The TV was outside of the 1-year Samsung warranty. At the time I did purchase a 2-year extended warranty from Circuit City which is now being handled by Assurant Solutions. I still have 1 year left on the extended warranty so I wasn’t overly concerned. I did some searching on the net and found: How Do I Use My Circuit City Extended Warranty Now?
I decided to call Samsung first and I’m glad I did. As it turned out, my TV’s model, serial number, and symptoms happened to match certain criteria where they gave me a 1 time free of charge capacitor replacement repair. I got the impression that my TV must have been part of a “bad batch”.
Later that day, someone from Professional TV, Inc out of Oklahoma City contacted me to set up an appointment to come by the next morning (April 29, 2010) to work on the TV. The tech arrived as promised and commenced to repair the TV after showing him what it was doing. He agreed it was due to failed capacitors. After helping him take the TV down and laying it on the floor on top of a floor pad, he took the back and stand off and removed the circuit board with the failed components. Following is an image of the TV with the back removed, after the circuit board had been removed:

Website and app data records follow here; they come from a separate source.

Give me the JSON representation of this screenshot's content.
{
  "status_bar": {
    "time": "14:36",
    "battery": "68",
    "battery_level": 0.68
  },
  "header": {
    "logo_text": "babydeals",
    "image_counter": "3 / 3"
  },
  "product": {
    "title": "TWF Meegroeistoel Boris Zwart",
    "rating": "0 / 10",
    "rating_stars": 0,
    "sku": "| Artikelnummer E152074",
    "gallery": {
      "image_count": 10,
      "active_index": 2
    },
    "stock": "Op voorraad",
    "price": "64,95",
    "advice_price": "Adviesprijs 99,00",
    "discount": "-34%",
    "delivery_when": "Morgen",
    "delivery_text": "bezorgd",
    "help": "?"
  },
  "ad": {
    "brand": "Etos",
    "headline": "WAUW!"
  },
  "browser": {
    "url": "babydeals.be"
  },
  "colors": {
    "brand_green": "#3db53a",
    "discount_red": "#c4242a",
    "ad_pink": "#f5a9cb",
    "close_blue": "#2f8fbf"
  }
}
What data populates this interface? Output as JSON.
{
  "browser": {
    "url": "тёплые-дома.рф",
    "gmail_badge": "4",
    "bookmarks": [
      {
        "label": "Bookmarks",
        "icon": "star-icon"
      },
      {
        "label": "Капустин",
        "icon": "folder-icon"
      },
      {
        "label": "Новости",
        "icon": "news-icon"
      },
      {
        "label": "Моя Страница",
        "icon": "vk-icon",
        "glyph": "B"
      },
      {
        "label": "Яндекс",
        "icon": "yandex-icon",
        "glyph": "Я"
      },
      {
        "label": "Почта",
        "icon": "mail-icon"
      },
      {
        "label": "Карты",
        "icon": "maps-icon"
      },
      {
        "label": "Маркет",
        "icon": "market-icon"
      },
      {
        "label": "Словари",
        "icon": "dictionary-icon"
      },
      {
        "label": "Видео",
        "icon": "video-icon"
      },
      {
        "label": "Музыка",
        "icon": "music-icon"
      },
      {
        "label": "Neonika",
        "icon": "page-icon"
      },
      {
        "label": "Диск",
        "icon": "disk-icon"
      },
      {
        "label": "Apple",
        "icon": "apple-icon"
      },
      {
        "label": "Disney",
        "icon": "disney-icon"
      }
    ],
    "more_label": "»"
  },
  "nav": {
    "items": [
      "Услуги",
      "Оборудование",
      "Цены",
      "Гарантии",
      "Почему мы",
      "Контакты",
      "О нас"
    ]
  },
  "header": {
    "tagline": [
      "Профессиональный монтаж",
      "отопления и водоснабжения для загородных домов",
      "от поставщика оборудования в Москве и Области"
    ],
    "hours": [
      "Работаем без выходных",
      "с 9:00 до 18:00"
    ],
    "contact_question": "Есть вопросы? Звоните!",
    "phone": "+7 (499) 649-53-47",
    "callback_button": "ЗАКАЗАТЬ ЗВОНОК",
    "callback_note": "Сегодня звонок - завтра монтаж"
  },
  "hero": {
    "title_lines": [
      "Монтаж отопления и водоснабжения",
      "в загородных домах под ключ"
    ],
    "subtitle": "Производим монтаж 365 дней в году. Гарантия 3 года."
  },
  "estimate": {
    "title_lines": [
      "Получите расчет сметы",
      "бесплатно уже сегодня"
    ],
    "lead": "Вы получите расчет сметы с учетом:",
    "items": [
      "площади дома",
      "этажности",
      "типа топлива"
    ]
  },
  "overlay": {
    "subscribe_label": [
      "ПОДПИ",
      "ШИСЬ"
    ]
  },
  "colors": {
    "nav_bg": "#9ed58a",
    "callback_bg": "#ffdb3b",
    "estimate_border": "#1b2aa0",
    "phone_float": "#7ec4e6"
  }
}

He then used a soldering iron to desolder the two bad capacitors that had failed with bulging caps and holes on top slowly leaking their contents. He also replaced two other capacitors that usually failed in these circumstances to be safe. All replacements had higher voltage specs. Here’s a pic of the two failed capacitors:
He then replaced the circuit board and plugged the TV back in while it was still on the floor to make sure it would power up which it did. Yay! After cleaning the dust that had accumulated in the TV and replacing the back cover, we placed the TV back on the stand and reconnected it to my home theater system. He also dusted off my stand while he was at it. Everything worked fine and has continued to since! 🙂
So in the end, the complete process was painless, took less than 24 hours to have a working TV again, was free of charge, and everyone I spoke with was professional and understandable. I commend Samsung for ultimately standing behind their product even though it was outside the manufacturer’s warranty. I should also note that they offered the 1 time free repair to me after getting my information, rather than me asking or demanding it from them. This does give me the confidence to purchase future products from them.
I have searched the internet concerning this issue and realize that not everyone else has had the same experience. All I can say is that this was my experience with my TV.
Well, after many years of wanting to get a widescreen TV, I finally bought myself one! It is a Samsung 52″ 1080p LCD HDTV, model LN52A650. I’ve had it about a month and love it! As it turns out, according to the AVS Forum, it is one of the better models to get. Needless to say I’ve been watching a lot of movies on it lately. I am actually behind on adding movies that I’ve bought to my website. I’ll get around to adding those later.
I currently have my Denon DVD-2200 DVD player and Scientific Atlanta Explorer 8240HDC DVR cable box connected to my Denon AVR-3806 A/V receiver, via component cables which are then connected to the TV via component cables. On the right is an image from my DVD player I took while watch Star Wars Episode III.
I have learned much concerning HDTV since purchasing this and following the AVS Forums and will most likely write another article concerning what I have learned about all this HDTV business. 🙂